On Saturday night, Giles pitched in a high-leverage situation as a closer would, and once again proved his ability. He worked himself into an eighth-inning jam, allowing one-out singles to Martin Prado and Christian Yelich, but worked out of it by forcing Justin Bour to ground out to first base and striking out Adeiny Hechavarria with a 100-mph fastball, his first three-digit heater of the year.
"That last one I just went and let it fly," Giles said. "If I walked him, I had an open base. It was just one of those things like, 'Full count, let it fly.'"
Giles said that despite the high stakes of the situation, he didn't view it as an audition for the closer's role.

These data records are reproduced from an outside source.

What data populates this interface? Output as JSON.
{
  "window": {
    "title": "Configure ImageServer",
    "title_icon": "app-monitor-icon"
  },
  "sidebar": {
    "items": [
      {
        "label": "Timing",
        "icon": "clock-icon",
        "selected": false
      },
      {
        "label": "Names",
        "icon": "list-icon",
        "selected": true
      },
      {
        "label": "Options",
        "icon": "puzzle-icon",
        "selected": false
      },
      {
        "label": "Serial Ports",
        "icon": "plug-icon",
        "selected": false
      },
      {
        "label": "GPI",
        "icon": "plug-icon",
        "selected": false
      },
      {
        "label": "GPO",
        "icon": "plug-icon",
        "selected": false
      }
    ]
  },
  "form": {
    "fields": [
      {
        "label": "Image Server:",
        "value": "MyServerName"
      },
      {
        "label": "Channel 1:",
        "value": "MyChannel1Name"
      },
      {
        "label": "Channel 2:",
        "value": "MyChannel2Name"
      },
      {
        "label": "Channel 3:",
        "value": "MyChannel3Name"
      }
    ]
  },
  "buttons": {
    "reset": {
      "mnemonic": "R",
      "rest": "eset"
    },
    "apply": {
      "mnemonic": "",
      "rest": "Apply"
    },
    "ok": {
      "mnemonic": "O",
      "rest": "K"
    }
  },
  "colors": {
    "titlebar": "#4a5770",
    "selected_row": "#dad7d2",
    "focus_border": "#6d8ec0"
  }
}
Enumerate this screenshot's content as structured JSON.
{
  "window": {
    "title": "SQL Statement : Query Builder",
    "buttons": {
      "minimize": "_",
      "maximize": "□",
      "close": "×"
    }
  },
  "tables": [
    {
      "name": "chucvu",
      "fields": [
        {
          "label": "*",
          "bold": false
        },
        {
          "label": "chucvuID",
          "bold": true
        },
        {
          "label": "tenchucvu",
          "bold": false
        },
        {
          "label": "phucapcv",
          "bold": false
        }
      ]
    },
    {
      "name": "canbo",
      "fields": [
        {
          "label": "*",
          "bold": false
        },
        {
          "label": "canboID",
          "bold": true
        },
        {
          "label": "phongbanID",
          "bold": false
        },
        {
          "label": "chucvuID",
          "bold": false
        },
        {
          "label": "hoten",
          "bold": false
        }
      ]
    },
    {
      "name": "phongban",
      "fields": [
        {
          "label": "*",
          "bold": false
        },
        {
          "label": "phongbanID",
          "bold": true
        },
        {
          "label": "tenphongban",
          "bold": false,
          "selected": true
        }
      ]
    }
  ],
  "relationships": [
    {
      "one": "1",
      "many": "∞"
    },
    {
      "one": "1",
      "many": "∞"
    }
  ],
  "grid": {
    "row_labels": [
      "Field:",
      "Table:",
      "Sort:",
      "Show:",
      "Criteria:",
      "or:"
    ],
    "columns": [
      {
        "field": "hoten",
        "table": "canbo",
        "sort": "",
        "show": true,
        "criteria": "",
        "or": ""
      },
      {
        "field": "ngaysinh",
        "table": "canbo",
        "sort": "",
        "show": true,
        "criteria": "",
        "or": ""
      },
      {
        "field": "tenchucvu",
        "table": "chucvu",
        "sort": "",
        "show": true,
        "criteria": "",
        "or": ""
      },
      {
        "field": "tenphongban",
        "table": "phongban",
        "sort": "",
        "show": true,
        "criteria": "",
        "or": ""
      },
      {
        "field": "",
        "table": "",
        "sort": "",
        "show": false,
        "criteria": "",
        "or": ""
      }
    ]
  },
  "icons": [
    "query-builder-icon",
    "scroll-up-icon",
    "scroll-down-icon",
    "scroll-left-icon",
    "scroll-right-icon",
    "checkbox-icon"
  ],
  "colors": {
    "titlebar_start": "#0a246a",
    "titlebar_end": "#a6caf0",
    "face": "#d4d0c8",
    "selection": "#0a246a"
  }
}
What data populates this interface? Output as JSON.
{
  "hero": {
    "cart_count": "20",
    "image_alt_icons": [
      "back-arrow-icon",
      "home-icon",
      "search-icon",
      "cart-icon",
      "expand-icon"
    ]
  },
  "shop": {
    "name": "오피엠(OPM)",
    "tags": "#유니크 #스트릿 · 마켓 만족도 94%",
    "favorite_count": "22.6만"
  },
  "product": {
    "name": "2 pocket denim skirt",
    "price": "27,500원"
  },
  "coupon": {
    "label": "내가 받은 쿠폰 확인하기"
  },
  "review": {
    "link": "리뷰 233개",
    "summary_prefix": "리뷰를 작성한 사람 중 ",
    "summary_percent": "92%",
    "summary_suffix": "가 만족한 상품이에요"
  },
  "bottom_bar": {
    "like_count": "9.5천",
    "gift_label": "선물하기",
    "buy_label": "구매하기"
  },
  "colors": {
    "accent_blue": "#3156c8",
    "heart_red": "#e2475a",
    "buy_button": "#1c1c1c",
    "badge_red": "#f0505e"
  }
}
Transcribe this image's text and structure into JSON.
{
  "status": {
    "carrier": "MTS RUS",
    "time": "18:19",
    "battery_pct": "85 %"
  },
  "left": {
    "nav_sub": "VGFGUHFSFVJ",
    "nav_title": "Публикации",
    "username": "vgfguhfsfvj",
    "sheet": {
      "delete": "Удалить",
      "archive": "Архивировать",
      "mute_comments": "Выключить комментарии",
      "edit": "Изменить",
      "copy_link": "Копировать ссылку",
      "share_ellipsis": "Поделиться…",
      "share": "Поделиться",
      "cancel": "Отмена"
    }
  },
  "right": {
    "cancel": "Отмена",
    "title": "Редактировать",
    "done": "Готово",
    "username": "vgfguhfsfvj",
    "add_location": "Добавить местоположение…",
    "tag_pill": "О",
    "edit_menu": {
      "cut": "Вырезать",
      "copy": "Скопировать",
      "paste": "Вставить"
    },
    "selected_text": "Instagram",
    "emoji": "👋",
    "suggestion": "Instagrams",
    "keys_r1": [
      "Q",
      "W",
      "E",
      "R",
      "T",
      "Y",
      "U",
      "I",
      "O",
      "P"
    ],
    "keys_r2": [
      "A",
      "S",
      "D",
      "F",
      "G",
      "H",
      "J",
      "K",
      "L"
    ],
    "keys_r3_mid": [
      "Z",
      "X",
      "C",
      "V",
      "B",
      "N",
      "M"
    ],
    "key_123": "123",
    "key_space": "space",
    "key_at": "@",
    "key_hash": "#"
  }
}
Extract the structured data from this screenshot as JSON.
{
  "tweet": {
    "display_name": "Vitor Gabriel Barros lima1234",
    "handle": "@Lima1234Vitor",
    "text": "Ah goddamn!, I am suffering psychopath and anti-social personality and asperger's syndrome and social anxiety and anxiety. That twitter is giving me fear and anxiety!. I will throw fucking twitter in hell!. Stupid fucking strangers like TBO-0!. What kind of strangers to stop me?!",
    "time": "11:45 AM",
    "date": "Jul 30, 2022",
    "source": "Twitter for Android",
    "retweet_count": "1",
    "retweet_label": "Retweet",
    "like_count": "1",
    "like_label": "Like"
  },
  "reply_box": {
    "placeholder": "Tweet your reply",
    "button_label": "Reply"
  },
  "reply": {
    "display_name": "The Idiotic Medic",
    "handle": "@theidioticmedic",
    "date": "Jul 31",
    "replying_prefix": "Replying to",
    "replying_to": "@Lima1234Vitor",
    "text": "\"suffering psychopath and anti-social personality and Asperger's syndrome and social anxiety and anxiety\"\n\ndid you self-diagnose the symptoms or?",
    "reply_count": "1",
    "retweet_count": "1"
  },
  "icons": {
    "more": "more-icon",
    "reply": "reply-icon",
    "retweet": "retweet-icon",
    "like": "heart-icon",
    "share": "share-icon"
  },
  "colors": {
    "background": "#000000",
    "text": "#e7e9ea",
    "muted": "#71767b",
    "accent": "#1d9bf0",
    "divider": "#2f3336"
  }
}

That being said, pitching the ninth inning is ultimately what he is striving for.
"It is my goal," he said.
To Phillies interim manager Pete Mackanin, Giles is doing what is necessary to move into the role, regardless of if he does or not.
"I think he certainly has the ability to [close], he's got the stuff to do it," Mackanin said. "Pitching the eighth inning, although it isn't the final three outs, it's still a pressure cooker. And he's handled that relatively well. Actually, very well. And we're not going to know until he's put into that position if and when that happens."
Despite the unknowns, Mackanin said he believes Giles will be a closer for the Phillies someday, even if it doesn't come this year.
"[Pitching] is all a matter of mechanically being able to repeat your delivery and so there is some emotion involved and there's a lot of mechanics involved and there is temperament," Mackanin said. "Nobody can really tell how good a guy is going to be. He could be very good. I would think that he's going to be a closer at some point."